“Top notch” means excellent.
This phrase originated in the US and, eventually “the tops” came to mean the same thing. The British term is “topping.”
The earliest example may be from an advertisement in the Huron Reflector of Norwalk, Ohio, dated 29 April 1845: “J. WHYLER Has just arrived from the Great Emporium, with a Tremendous Cargo of Spring and Summer Goods, Which he is now unloading at his Old Stand in Norwalk — consisting of the choicest selections he ever made — the top notch of Fashions and Patterns — and an extensive variety of DRY GOODS, to suit his Old Customers and every other person who will give him a call.”
Oddly, the next earliest example is in a letter to the same newspaper, the Huron Reflector, in May 1845: “Now, Messrs. Editors, perhaps I have lived too long in the woods, to know exactly what makes good manners in the very top notch of society.”
We don’t know how the phrase originated. It became widely used in the later 1840s and early 1850s, suggesting that it had suddenly come into fashion.
One can assume that notches or notching played a part, and that reaching the top notch was a desirable result, but there are no clues to point us in the right direction.
The notches might be a scoring system in a game.

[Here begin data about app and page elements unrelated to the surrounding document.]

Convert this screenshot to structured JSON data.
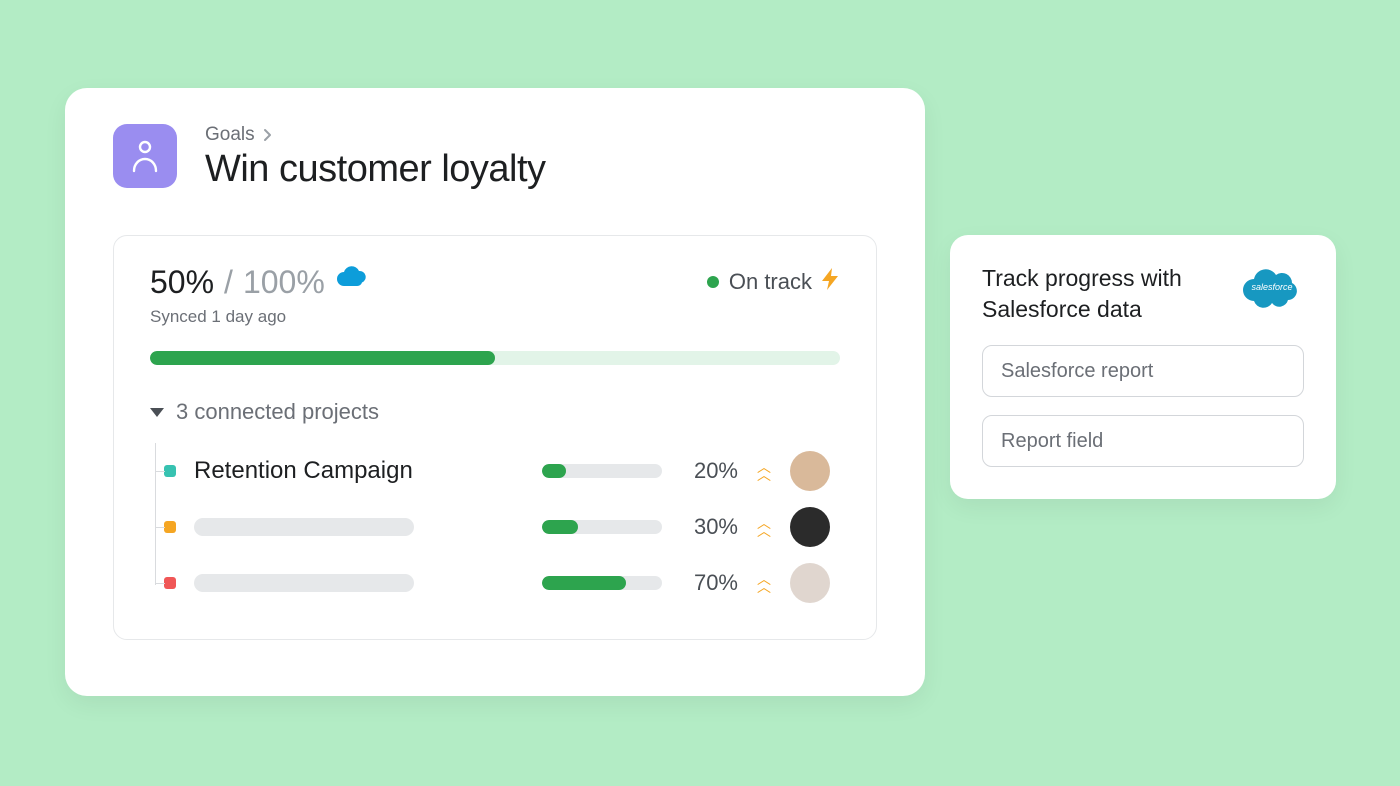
{
  "breadcrumb": {
    "goals": "Goals"
  },
  "page": {
    "title": "Win customer loyalty"
  },
  "progress": {
    "current": "50%",
    "target": "100%",
    "synced": "Synced 1 day ago",
    "status_label": "On track",
    "percent": 50
  },
  "connected": {
    "label": "3 connected projects"
  },
  "projects": [
    {
      "name": "Retention Campaign",
      "percent": 20,
      "dot": "#37c2b1",
      "has_name": true,
      "avatar_bg": "#d9b99a"
    },
    {
      "name": "",
      "percent": 30,
      "dot": "#f5a623",
      "has_name": false,
      "avatar_bg": "#2b2b2b"
    },
    {
      "name": "",
      "percent": 70,
      "dot": "#f05656",
      "has_name": false,
      "avatar_bg": "#e0d6cf"
    }
  ],
  "side": {
    "title": "Track progress with Salesforce data",
    "input1_placeholder": "Salesforce report",
    "input2_placeholder": "Report field"
  },
  "colors": {
    "salesforce_blue": "#0d9dda",
    "green": "#2da44e"
  }
}
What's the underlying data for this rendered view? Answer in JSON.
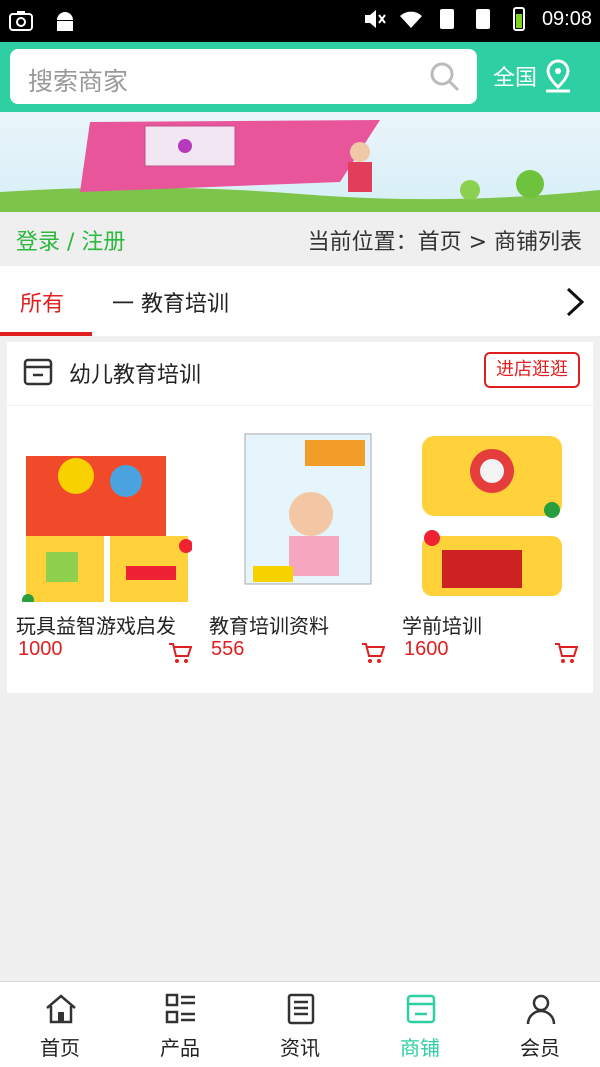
{
  "status_bar": {
    "time": "09:08",
    "icons": [
      "screenshot-icon",
      "android-icon",
      "mute-icon",
      "wifi-icon",
      "sim1-icon",
      "sim2-icon",
      "battery-icon"
    ]
  },
  "search": {
    "placeholder": "搜索商家",
    "region_label": "全国"
  },
  "breadcrumb": {
    "login": "登录 / 注册",
    "path": "当前位置：首页 > 商铺列表"
  },
  "tabs": {
    "active": "所有",
    "category": "一 教育培训"
  },
  "shop": {
    "name": "幼儿教育培训",
    "visit_label": "进店逛逛",
    "products": [
      {
        "name": "玩具益智游戏启发",
        "price": "1000"
      },
      {
        "name": "教育培训资料",
        "price": "556"
      },
      {
        "name": "学前培训",
        "price": "1600"
      }
    ]
  },
  "bottom_nav": [
    {
      "label": "首页",
      "icon": "home-icon"
    },
    {
      "label": "产品",
      "icon": "list-icon"
    },
    {
      "label": "资讯",
      "icon": "news-icon"
    },
    {
      "label": "商铺",
      "icon": "shop-icon",
      "active": true
    },
    {
      "label": "会员",
      "icon": "user-icon"
    }
  ],
  "colors": {
    "accent": "#2ecfa2",
    "price": "#e02020",
    "login": "#2db83f"
  }
}
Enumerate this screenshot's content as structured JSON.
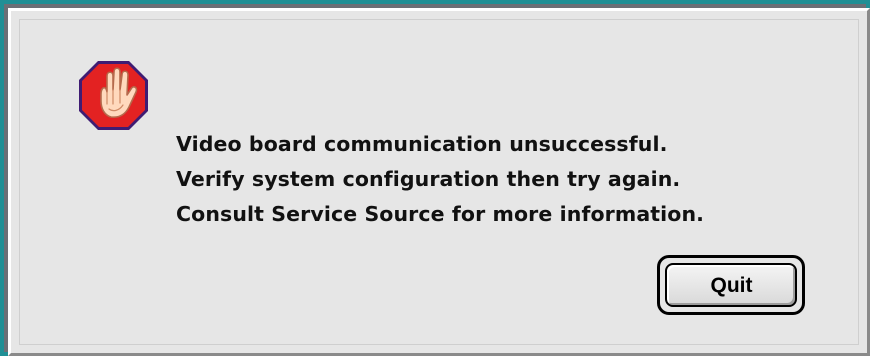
{
  "dialog": {
    "message_lines": [
      "Video board communication unsuccessful.",
      "Verify system configuration then try again.",
      "Consult Service Source for more information."
    ],
    "button": {
      "label": "Quit"
    },
    "icon": {
      "name": "stop-hand-icon"
    }
  },
  "colors": {
    "window_border": "#208f95",
    "dialog_background": "#e6e6e6",
    "stop_red": "#e32222",
    "hand": "#ffd9bd"
  }
}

Another idea is that it has to do with cutting notches in a log to create a primitive ladder. The phrase might come from the Wild West, when a man used to cut a notch on his belt when he killed someone. But if that is true, what did a “top” notch mean? The meanest hombre in town?
Wherever the phrase came from, it’s popular. Wikipedia tells me it’s been used for titles of songs, a pulp magazine, and a hill in Herkimer County, New York. Oh yes, and a variety of green beans.